November 1983

The Home Wrecker

Dan S. Shipley

Though seldom identified, the sin of selfishness is the culprit responsible for most every problem, heartache, misery, and division occurring in the home. One of the marks of the "grievous times" of which Paul prophesied was that men would be lovers of self (2 Tim. 3:1,2). And, grievous it is when husbands and wives will subordinate family needs to personal preferences; when they think in terms of self: What I want, what I like, my rights, my interests, and my happiness. Such thinking is practically the guarantee of hard times at home. But too few see selfishness as being a personal problem.

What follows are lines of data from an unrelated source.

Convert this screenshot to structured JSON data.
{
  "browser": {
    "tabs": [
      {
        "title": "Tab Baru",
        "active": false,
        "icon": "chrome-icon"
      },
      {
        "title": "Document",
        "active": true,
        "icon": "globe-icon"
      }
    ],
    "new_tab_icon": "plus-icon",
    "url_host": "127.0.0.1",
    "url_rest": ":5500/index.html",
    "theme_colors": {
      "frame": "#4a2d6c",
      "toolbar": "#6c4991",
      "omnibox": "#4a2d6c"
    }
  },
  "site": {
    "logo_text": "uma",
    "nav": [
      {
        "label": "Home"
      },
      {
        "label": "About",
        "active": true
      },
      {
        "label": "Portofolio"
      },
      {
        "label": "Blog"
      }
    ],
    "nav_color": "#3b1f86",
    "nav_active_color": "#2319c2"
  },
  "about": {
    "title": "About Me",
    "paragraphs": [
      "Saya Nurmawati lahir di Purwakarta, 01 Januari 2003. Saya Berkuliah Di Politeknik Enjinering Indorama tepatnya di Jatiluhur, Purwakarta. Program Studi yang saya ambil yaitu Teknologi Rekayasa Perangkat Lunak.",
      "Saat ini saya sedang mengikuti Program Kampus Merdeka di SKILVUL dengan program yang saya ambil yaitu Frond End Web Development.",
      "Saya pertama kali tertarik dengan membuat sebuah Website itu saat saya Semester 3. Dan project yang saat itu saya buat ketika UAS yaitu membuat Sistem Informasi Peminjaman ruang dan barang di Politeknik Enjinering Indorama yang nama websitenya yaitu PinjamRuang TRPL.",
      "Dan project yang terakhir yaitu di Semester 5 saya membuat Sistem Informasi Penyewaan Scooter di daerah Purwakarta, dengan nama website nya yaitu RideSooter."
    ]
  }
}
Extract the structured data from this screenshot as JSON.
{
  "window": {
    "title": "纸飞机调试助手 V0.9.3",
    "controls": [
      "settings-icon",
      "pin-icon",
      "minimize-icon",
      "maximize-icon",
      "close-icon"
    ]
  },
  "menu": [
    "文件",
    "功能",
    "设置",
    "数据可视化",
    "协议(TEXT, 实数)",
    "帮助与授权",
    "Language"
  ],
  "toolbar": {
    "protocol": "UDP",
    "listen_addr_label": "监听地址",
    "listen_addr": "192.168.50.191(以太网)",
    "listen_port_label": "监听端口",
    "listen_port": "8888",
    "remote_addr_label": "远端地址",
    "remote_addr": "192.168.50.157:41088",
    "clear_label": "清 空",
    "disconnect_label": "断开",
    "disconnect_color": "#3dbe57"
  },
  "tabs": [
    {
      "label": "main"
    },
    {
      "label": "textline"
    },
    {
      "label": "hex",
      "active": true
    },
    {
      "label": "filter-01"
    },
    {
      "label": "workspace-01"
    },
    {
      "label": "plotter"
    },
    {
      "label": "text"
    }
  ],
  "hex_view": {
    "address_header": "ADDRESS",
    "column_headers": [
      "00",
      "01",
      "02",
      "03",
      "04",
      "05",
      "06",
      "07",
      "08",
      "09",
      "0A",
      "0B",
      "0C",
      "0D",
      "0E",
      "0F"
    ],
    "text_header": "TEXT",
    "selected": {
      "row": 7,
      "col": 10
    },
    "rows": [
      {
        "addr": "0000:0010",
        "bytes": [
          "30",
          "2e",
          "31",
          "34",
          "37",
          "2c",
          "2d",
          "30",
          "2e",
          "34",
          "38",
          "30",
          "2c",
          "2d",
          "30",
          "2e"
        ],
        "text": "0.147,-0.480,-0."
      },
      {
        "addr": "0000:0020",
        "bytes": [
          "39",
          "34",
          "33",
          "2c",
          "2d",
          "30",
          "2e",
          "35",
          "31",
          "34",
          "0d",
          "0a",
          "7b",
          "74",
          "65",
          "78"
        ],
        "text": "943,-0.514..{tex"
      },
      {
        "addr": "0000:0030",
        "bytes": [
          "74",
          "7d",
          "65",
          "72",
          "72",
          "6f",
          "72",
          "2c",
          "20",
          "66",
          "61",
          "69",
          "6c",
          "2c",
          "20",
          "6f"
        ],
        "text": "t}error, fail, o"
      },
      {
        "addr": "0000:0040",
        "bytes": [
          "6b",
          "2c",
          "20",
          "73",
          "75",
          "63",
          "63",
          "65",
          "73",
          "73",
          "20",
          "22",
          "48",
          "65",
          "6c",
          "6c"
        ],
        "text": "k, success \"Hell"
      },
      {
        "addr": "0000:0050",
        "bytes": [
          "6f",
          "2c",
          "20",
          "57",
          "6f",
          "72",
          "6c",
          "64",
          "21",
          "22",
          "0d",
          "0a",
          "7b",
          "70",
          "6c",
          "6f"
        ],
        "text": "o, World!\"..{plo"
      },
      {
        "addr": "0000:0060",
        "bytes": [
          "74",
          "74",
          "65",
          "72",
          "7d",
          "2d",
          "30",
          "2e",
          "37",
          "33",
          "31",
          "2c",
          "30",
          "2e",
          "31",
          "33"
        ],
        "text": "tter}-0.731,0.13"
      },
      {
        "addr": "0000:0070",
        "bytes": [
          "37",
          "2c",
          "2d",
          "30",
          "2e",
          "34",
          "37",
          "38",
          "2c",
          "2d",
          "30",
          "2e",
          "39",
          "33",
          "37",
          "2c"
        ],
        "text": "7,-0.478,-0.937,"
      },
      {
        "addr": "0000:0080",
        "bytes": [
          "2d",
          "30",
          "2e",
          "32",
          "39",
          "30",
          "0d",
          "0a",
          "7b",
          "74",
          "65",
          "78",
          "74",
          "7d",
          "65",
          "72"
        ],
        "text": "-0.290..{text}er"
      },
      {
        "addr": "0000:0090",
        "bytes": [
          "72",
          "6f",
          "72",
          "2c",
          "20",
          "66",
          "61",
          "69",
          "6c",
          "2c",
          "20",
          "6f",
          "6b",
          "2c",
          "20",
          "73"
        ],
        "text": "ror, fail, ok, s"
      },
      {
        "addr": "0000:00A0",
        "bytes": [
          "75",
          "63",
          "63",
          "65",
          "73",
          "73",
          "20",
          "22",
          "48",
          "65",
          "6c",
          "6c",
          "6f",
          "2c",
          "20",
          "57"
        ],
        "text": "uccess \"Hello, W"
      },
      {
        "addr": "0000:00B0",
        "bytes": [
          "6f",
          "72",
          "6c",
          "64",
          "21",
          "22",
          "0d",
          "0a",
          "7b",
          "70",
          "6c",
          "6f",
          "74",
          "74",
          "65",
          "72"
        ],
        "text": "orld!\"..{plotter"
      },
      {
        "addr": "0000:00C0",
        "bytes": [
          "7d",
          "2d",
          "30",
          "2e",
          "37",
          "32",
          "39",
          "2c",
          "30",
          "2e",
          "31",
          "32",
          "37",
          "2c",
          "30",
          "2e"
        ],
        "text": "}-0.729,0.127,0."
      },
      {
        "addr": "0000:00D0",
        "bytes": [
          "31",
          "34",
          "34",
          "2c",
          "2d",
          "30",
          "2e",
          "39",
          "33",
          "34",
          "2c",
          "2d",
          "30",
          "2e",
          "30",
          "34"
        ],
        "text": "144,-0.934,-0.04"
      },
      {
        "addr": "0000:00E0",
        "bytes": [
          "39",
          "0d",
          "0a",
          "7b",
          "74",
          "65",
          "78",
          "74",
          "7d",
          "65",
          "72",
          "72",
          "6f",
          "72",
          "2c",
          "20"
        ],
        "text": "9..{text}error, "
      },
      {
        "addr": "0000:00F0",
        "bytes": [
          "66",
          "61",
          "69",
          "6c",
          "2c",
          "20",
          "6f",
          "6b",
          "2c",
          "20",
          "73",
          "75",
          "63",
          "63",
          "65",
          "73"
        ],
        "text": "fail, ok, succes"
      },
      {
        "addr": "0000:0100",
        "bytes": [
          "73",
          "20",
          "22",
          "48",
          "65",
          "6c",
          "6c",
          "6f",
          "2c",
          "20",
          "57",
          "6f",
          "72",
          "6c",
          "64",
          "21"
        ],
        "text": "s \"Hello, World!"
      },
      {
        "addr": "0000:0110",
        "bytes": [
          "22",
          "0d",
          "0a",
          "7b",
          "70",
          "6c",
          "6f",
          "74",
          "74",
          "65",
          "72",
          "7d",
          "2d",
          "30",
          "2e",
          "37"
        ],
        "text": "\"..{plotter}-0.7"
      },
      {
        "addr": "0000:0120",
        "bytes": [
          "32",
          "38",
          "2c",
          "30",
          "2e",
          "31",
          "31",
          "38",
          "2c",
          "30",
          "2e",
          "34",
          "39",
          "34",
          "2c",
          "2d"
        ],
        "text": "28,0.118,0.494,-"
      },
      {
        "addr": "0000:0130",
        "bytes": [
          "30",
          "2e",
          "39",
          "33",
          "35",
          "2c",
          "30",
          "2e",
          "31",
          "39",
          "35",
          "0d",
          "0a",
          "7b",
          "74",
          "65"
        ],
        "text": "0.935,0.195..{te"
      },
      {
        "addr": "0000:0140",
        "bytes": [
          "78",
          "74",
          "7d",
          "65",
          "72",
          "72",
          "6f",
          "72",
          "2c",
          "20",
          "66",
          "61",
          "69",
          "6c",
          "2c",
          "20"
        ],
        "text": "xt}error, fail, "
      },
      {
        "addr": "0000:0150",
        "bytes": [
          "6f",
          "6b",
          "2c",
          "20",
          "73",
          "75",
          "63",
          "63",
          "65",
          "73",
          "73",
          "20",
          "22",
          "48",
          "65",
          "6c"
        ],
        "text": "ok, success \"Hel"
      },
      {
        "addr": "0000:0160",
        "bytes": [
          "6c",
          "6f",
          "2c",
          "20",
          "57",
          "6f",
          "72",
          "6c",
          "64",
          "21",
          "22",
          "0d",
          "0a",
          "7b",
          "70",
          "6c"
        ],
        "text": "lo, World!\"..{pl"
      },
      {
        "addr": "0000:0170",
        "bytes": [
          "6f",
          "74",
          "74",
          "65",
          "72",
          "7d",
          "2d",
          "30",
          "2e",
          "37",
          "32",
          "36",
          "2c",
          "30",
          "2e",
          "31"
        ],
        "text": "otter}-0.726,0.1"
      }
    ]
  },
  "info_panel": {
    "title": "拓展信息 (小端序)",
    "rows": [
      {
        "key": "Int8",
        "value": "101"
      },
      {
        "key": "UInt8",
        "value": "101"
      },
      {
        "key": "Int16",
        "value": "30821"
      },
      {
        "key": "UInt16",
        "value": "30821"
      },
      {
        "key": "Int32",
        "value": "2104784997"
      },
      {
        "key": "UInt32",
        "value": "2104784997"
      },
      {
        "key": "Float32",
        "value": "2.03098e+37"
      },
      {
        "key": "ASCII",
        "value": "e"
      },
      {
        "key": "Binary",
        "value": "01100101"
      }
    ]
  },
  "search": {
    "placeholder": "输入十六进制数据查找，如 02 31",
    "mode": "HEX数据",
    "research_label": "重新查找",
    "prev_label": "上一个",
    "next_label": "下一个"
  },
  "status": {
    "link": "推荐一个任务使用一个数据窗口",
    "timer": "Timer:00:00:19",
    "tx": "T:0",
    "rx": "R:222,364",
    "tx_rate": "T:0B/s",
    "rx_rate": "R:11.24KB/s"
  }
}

As H.W. Beecher has said, "Selfishness is that detestable vice which no one will forgive in others, and no one is without in himself." It is our inclination to see ourselves as the victims of selfishness rather than the guilty. As the unhappy wife I recently read about was heard to say, "My husband doesn't show any interest in what I do. All he cares about is whatever it is that he does at that place — wherever it is — that he works!" (Bits & Pieces, Aug. 83) Such an attitude may describe us more than we care to admit. As God's people we are not ignorant of Satan's devices (2 Cor. 2:11), the deceitfulness of sin, nor its blinding power. Therefore, however remote and unlikely it may seem, we must see the possibility of selfishness in our own lives! Like the prodigal son, we must come to self to overcome self (Lk. 15:17). As Paul says, "Examine yourselves..." (2 Cor. 13: 5), test your motives with absolute honesty for none can begin to deal with a problem he won't admit. Self-denial is one of the first lessons to be learned by the follower of Christ (Matt. 16:24). Nothing is more fundamental to obedience and righteousness. Without it, no man can truly love his wife as Christ loved the church (Eph. 5:25). As Christ's love sacrificed self for the church, so must be the husband's for his wife. It is an unselfish and giving love. Without it, wives cannot be in subjection to their husbands, as unto the Lord (v.22). The very spirit that prompts submission to the Lord should prompt it between husband and wife. Being what the Lord wants me to be means being what I need to be to my mate. Selfishness, then, is a sin against man and God — and, oftentimes, against children.

Accordingly, bringing up children in the nurture and admonition of the Lord (Eph. 6:4) involves denying self. For instance, rearing children for heaven takes time. Selfishness robs many children of that precious time — under an alias, to be sure. Too busy, too tired, to talk and answer questions, to read the Bible, to pray with them, to take them to worship. But, worse perhaps, are those children who suffer because selfish parents divide the home rather than deny self. It is almost unthinkable that some would trade a good family for a selfish indulgence; for a bottle, for a lover, for "good times." Yet, it continues to happen, even among some claiming to be Christians. In these, and even in more subtle and respectable ways, selfishness is the great home wrecker: May God helps us to want it purged from our lives.